ACTION ITEM: From the entries below, gather each line containing the word "updated".

INPUT DATA:
# # # # #
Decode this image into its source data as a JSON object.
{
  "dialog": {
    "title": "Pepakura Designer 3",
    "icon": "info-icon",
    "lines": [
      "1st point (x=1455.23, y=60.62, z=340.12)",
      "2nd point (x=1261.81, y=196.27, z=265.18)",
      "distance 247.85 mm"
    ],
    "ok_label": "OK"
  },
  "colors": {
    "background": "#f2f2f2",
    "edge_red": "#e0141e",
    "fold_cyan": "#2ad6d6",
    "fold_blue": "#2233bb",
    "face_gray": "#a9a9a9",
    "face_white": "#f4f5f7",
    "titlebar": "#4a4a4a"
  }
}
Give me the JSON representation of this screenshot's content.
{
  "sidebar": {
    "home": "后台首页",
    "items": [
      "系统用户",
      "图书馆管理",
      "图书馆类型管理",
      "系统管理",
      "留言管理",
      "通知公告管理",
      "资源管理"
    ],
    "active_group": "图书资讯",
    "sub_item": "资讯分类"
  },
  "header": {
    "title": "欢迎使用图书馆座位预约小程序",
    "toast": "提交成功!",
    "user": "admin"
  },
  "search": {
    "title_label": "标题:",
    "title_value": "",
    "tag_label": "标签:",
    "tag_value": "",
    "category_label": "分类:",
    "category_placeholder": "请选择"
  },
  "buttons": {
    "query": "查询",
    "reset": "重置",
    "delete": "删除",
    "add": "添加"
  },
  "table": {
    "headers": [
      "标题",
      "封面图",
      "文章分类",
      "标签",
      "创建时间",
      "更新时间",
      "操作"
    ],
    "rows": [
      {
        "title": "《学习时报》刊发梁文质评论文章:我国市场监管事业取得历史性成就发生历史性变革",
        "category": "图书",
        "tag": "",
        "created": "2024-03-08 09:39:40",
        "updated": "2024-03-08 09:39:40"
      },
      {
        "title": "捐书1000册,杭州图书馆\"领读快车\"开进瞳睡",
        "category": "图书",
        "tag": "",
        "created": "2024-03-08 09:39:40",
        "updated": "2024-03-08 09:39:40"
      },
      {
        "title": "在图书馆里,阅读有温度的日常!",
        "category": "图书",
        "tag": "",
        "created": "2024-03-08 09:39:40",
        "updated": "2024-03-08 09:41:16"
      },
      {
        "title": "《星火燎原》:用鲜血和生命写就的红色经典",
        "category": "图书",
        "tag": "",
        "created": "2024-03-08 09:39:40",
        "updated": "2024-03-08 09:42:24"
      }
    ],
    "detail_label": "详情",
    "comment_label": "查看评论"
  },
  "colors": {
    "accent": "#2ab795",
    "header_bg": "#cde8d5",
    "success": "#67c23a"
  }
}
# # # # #
RESULT OF THIS TASK:
        "updated": "2024-03-08 09:39:40"
        "updated": "2024-03-08 09:39:40"
        "updated": "2024-03-08 09:41:16"
        "updated": "2024-03-08 09:42:24"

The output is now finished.